▶ **EXERCISE OBJECTIVE**
Keeping every character in place, output all the data.

::::::::::

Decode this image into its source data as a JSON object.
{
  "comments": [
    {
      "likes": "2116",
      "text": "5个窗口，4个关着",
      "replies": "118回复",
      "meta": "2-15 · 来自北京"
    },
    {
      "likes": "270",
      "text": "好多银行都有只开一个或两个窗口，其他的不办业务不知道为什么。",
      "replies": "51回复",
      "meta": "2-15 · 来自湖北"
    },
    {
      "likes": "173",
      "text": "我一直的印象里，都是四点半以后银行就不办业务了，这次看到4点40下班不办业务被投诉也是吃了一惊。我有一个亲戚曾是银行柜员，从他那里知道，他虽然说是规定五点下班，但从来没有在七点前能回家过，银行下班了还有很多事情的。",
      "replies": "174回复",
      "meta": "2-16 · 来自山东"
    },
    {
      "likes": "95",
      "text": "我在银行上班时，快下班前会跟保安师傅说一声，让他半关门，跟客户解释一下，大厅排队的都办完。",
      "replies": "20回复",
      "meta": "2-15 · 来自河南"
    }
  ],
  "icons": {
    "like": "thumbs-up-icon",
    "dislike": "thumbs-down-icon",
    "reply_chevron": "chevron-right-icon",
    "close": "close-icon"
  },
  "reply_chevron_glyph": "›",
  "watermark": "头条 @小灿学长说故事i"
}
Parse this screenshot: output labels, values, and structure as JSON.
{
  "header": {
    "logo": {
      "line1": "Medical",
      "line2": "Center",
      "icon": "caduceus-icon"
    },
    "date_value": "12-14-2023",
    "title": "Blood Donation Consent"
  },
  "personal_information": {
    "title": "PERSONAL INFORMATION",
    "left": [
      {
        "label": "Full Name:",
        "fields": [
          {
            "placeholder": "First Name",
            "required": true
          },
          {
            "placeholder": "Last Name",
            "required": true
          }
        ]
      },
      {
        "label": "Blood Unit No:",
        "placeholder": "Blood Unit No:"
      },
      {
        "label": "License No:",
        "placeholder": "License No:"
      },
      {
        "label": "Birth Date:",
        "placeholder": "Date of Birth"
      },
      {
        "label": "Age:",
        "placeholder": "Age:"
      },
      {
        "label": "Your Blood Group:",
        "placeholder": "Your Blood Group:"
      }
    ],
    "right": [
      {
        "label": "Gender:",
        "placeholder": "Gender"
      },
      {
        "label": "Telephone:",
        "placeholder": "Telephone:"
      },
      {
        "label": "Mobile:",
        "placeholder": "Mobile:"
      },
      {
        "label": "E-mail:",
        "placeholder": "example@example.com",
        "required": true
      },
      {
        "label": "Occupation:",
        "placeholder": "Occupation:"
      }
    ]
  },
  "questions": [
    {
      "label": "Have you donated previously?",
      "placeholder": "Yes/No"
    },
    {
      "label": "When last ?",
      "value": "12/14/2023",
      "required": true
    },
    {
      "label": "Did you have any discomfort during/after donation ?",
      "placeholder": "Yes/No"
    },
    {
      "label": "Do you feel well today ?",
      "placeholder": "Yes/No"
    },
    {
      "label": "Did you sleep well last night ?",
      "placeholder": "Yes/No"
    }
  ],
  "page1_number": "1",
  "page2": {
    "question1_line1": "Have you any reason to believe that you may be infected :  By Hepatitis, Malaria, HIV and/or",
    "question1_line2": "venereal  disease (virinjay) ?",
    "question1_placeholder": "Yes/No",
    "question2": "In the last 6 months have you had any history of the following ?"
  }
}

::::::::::

▶ **ANSWER TO THIS EXERCISE**
Decode this image into its source data as a JSON object.
{
  "comments": [
    {
      "likes": "2116",
      "text": "5个窗口，4个关着",
      "replies": "118回复",
      "meta": "2-15 · 来自北京"
    },
    {
      "likes": "270",
      "text": "好多银行都有只开一个或两个窗口，其他的不办业务不知道为什么。",
      "replies": "51回复",
      "meta": "2-15 · 来自湖北"
    },
    {
      "likes": "173",
      "text": "我一直的印象里，都是四点半以后银行就不办业务了，这次看到4点40下班不办业务被投诉也是吃了一惊。我有一个亲戚曾是银行柜员，从他那里知道，他虽然说是规定五点下班，但从来没有在七点前能回家过，银行下班了还有很多事情的。",
      "replies": "174回复",
      "meta": "2-16 · 来自山东"
    },
    {
      "likes": "95",
      "text": "我在银行上班时，快下班前会跟保安师傅说一声，让他半关门，跟客户解释一下，大厅排队的都办完。",
      "replies": "20回复",
      "meta": "2-15 · 来自河南"
    }
  ],
  "icons": {
    "like": "thumbs-up-icon",
    "dislike": "thumbs-down-icon",
    "reply_chevron": "chevron-right-icon",
    "close": "close-icon"
  },
  "reply_chevron_glyph": "›",
  "watermark": "头条 @小灿学长说故事i"
}
Parse this screenshot: output labels, values, and structure as JSON.
{
  "header": {
    "logo": {
      "line1": "Medical",
      "line2": "Center",
      "icon": "caduceus-icon"
    },
    "date_value": "12-14-2023",
    "title": "Blood Donation Consent"
  },
  "personal_information": {
    "title": "PERSONAL INFORMATION",
    "left": [
      {
        "label": "Full Name:",
        "fields": [
          {
            "placeholder": "First Name",
            "required": true
          },
          {
            "placeholder": "Last Name",
            "required": true
          }
        ]
      },
      {
        "label": "Blood Unit No:",
        "placeholder": "Blood Unit No:"
      },
      {
        "label": "License No:",
        "placeholder": "License No:"
      },
      {
        "label": "Birth Date:",
        "placeholder": "Date of Birth"
      },
      {
        "label": "Age:",
        "placeholder": "Age:"
      },
      {
        "label": "Your Blood Group:",
        "placeholder": "Your Blood Group:"
      }
    ],
    "right": [
      {
        "label": "Gender:",
        "placeholder": "Gender"
      },
      {
        "label": "Telephone:",
        "placeholder": "Telephone:"
      },
      {
        "label": "Mobile:",
        "placeholder": "Mobile:"
      },
      {
        "label": "E-mail:",
        "placeholder": "example@example.com",
        "required": true
      },
      {
        "label": "Occupation:",
        "placeholder": "Occupation:"
      }
    ]
  },
  "questions": [
    {
      "label": "Have you donated previously?",
      "placeholder": "Yes/No"
    },
    {
      "label": "When last ?",
      "value": "12/14/2023",
      "required": true
    },
    {
      "label": "Did you have any discomfort during/after donation ?",
      "placeholder": "Yes/No"
    },
    {
      "label": "Do you feel well today ?",
      "placeholder": "Yes/No"
    },
    {
      "label": "Did you sleep well last night ?",
      "placeholder": "Yes/No"
    }
  ],
  "page1_number": "1",
  "page2": {
    "question1_line1": "Have you any reason to believe that you may be infected :  By Hepatitis, Malaria, HIV and/or",
    "question1_line2": "venereal  disease (virinjay) ?",
    "question1_placeholder": "Yes/No",
    "question2": "In the last 6 months have you had any history of the following ?"
  }
}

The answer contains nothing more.